* EXERCISE DETAILS
Look through the entries below and report every line that has "GBPJPY".

* ENTRIES PROVIDED
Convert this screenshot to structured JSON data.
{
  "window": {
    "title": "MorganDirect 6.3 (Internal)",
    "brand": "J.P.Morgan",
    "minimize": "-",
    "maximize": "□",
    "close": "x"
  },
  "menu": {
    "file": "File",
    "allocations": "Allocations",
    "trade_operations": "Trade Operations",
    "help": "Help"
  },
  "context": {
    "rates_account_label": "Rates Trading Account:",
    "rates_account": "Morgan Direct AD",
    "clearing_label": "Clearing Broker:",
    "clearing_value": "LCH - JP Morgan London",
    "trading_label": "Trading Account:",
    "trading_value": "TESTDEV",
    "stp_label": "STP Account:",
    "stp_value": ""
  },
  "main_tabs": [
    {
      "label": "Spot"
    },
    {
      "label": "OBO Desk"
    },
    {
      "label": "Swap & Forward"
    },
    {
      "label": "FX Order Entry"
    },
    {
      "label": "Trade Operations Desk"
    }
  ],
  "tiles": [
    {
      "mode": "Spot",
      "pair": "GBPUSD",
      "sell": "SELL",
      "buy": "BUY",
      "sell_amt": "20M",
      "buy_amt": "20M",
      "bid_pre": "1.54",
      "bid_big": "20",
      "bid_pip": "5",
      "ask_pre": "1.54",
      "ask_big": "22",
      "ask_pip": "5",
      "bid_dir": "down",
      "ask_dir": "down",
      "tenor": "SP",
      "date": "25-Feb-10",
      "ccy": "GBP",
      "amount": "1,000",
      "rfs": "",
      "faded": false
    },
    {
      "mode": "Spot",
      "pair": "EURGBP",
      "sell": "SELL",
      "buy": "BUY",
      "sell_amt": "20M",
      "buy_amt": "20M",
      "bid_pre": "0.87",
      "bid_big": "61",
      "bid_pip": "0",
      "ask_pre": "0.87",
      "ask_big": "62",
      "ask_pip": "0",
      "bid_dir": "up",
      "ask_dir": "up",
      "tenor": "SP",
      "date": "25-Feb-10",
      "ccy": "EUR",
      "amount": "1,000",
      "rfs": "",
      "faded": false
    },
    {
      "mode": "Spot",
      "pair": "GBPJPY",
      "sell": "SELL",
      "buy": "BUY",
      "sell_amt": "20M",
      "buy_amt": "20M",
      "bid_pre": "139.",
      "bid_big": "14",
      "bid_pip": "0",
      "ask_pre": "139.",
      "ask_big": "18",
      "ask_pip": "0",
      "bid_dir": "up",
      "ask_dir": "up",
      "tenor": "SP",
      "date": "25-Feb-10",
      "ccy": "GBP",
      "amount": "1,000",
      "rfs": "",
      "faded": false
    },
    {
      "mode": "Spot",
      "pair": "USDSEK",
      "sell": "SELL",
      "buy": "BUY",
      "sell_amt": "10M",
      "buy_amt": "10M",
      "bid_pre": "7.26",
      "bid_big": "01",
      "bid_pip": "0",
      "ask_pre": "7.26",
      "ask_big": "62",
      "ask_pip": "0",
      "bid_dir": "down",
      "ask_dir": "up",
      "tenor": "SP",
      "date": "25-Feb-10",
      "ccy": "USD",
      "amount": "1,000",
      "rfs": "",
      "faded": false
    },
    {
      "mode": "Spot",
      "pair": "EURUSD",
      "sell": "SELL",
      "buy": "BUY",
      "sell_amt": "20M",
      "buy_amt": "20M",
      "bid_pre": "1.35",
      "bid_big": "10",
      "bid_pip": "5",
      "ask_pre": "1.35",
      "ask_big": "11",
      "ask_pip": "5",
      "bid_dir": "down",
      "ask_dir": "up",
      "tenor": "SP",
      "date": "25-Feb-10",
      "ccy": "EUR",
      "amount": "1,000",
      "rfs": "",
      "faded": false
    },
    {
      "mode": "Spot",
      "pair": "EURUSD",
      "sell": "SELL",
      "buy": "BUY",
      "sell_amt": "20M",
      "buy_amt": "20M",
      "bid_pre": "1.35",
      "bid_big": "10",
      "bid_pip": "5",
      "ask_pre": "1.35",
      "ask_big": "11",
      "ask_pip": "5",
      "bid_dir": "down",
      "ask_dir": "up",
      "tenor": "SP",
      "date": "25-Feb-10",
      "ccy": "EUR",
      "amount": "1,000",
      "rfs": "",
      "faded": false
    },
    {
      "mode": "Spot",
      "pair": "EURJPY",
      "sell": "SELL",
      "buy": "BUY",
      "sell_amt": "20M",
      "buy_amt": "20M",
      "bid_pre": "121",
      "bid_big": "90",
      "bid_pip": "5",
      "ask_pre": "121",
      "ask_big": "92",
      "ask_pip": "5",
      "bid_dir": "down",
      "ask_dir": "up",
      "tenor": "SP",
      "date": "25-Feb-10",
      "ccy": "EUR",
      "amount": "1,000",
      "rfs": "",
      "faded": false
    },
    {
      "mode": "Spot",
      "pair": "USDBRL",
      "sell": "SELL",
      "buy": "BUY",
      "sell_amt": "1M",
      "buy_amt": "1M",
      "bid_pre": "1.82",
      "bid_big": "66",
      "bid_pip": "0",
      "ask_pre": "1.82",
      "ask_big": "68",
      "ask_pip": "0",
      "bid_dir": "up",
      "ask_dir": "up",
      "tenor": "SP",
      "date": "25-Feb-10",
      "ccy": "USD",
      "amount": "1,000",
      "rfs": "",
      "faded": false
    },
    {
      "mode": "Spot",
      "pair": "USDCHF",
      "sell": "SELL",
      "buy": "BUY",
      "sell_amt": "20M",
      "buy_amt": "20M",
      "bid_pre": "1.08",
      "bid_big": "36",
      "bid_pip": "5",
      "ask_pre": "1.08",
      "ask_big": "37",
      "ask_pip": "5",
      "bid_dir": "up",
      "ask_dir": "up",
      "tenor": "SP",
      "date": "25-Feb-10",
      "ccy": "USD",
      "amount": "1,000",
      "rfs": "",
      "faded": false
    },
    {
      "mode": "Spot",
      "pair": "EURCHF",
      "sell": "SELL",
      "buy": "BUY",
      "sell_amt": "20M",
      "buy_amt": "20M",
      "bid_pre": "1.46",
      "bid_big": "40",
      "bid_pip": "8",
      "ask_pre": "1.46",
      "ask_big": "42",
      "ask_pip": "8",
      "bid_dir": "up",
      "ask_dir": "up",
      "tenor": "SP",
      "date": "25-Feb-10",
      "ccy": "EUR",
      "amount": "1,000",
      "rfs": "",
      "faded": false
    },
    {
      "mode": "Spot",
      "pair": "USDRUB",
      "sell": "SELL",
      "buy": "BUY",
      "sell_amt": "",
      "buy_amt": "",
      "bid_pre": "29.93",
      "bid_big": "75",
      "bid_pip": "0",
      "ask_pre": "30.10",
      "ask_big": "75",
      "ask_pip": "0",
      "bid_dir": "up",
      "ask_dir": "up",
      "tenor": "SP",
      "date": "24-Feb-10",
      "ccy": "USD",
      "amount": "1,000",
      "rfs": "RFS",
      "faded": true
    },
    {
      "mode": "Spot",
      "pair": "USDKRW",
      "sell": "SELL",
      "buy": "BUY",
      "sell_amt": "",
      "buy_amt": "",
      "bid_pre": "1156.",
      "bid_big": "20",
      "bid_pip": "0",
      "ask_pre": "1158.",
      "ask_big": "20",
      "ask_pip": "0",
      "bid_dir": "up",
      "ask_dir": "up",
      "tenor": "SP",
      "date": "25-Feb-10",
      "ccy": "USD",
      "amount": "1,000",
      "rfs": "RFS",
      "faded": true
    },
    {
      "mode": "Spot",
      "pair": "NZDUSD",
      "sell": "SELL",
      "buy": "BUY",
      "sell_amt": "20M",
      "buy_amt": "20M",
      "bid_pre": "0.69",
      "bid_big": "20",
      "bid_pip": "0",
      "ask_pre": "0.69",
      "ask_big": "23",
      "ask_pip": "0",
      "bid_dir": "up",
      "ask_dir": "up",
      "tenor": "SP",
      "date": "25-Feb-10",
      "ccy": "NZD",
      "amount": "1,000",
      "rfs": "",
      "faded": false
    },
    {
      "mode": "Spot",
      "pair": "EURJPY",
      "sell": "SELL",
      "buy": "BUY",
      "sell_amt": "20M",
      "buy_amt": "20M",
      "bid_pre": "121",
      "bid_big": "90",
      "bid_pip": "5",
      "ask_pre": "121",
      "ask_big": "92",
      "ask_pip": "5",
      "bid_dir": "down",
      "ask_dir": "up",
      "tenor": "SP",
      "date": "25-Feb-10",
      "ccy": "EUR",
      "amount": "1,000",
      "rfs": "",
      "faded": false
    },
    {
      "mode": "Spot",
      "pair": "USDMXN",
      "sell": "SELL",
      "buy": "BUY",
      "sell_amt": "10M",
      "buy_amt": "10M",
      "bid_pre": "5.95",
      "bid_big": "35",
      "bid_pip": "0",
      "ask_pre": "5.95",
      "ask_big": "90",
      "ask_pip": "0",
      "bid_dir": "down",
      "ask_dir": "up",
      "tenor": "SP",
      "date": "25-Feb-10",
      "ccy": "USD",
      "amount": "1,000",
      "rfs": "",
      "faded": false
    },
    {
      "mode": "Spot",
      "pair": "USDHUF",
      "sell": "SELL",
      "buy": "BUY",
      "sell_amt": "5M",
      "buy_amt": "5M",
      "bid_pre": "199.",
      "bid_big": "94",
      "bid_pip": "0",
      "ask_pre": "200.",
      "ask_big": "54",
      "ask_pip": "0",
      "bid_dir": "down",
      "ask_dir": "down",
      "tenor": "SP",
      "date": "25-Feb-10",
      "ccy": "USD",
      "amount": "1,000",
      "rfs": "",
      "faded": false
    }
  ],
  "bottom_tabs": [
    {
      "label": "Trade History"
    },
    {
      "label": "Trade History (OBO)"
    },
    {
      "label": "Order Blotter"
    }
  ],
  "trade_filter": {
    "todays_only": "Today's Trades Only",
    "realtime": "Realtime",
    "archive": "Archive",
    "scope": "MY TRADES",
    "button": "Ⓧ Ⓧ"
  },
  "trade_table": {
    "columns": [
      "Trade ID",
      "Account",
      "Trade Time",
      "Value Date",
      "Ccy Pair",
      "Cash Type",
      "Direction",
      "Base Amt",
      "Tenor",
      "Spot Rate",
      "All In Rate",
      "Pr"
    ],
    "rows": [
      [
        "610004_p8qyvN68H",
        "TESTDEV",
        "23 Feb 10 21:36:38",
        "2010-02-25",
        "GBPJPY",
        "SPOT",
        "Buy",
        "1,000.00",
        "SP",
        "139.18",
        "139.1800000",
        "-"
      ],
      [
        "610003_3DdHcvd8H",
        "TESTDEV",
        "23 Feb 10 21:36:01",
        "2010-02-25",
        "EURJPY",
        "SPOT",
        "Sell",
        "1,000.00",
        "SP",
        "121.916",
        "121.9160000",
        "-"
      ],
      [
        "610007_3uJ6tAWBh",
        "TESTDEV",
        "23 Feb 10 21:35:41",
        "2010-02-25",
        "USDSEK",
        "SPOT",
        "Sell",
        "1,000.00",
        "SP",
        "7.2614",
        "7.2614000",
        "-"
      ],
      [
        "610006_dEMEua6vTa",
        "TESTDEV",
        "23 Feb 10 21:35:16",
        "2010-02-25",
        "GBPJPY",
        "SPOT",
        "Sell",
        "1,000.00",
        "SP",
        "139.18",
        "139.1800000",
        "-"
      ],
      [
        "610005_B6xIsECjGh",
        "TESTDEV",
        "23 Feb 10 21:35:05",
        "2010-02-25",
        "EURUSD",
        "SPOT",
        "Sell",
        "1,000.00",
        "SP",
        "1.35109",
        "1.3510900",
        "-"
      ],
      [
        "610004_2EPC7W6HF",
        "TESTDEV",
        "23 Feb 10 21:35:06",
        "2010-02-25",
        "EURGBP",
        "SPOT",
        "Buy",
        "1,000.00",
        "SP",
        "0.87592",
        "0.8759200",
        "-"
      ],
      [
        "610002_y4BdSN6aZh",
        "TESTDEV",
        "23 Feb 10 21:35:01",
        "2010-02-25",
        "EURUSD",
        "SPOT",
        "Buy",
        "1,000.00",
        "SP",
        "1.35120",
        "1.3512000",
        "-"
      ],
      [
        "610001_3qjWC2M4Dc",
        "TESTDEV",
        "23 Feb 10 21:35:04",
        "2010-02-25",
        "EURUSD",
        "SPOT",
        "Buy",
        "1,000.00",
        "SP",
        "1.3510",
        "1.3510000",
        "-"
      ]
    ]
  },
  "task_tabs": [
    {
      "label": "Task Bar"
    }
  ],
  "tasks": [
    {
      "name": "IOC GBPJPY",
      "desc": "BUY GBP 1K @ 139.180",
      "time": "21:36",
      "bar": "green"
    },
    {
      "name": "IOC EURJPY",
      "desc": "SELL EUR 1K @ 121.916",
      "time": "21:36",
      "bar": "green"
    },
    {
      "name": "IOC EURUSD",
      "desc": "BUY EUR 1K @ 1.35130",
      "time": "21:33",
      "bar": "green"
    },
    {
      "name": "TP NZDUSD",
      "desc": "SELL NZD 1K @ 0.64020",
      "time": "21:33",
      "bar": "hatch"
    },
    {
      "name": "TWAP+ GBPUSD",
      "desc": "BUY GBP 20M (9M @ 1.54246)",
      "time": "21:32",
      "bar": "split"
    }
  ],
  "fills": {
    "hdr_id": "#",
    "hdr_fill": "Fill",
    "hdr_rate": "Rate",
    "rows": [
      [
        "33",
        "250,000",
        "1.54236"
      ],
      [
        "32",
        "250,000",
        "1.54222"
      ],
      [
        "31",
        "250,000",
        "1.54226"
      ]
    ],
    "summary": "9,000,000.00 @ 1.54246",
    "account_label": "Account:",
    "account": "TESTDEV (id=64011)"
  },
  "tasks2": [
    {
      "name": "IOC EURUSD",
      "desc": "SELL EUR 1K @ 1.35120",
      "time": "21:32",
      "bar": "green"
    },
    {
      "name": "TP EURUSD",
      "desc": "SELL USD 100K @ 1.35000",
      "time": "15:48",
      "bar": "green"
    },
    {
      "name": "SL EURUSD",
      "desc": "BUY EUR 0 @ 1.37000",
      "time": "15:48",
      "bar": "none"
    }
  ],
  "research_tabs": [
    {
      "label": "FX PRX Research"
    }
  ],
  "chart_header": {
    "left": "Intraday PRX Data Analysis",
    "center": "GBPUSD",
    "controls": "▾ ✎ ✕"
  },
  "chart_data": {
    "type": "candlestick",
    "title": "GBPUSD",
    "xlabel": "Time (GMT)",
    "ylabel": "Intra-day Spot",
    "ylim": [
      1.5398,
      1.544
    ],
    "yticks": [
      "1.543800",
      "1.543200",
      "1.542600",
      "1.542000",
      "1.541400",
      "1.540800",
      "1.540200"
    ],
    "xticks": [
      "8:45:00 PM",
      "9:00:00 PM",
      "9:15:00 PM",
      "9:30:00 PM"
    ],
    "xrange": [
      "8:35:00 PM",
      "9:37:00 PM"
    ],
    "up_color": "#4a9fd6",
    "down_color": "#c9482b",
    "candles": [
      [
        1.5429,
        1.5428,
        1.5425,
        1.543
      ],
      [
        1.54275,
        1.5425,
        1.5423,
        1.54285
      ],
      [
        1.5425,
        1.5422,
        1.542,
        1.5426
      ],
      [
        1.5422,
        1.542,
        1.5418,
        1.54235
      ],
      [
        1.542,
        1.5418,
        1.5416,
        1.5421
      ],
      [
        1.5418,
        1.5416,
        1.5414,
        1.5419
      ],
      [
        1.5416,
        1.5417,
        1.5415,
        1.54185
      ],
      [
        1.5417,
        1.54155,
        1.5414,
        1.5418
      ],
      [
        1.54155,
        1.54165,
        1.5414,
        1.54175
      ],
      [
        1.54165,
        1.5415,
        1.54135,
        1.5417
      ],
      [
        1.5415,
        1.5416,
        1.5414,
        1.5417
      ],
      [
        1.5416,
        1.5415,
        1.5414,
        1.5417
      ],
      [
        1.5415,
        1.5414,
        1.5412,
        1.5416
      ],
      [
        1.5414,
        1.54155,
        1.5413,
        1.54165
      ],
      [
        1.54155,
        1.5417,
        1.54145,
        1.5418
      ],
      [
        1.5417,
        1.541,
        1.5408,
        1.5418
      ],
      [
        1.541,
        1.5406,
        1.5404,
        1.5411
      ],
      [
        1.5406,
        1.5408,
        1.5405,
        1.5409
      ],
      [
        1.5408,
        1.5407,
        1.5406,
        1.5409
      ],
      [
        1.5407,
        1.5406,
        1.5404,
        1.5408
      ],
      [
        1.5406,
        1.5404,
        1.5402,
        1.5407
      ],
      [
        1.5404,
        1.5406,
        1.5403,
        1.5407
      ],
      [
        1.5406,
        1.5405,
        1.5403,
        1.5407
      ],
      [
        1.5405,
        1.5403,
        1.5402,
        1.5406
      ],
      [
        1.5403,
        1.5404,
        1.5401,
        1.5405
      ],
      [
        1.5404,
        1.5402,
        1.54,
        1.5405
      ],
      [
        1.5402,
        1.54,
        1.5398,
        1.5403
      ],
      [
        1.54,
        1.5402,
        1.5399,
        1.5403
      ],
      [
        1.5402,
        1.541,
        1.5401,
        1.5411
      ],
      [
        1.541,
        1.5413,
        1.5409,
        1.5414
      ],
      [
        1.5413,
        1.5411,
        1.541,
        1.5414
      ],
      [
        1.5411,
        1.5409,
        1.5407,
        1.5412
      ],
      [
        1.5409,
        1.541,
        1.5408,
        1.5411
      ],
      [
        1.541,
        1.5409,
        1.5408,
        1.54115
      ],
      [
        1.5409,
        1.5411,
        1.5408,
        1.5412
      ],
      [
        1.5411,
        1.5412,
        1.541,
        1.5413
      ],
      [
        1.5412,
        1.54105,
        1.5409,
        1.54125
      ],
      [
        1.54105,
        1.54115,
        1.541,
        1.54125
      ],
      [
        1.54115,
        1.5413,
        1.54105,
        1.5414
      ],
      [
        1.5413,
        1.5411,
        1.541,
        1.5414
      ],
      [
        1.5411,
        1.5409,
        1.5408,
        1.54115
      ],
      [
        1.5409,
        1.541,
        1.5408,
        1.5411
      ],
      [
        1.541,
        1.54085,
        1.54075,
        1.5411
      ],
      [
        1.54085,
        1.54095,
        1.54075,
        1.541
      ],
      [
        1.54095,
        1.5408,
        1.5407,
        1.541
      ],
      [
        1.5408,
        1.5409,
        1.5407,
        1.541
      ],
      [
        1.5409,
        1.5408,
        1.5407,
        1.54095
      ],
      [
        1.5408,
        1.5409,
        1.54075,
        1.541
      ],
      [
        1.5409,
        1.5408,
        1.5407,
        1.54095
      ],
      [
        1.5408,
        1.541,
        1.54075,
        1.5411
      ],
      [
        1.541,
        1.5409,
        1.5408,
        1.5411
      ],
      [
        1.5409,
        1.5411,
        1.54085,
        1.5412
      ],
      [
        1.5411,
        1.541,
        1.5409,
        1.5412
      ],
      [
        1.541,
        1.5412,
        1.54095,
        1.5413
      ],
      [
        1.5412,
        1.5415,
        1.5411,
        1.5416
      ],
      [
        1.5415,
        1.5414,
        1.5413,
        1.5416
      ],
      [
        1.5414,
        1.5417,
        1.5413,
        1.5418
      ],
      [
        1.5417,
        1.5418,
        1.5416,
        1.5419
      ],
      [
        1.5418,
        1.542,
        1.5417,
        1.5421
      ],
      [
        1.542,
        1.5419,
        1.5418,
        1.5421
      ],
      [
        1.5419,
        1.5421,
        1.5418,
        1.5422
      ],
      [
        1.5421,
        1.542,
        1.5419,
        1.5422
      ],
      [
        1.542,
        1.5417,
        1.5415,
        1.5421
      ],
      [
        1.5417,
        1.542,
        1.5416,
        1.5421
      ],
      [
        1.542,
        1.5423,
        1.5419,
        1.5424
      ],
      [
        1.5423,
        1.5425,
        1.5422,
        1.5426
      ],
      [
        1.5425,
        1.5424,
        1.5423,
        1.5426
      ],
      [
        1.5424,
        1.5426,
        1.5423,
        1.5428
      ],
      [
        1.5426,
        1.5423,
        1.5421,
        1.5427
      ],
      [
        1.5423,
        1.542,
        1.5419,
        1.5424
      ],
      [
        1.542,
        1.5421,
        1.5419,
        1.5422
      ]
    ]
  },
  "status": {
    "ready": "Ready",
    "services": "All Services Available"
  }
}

* RESULT OF THIS TASK
      "pair": "GBPJPY",
        "GBPJPY",
        "GBPJPY",
      "name": "IOC GBPJPY",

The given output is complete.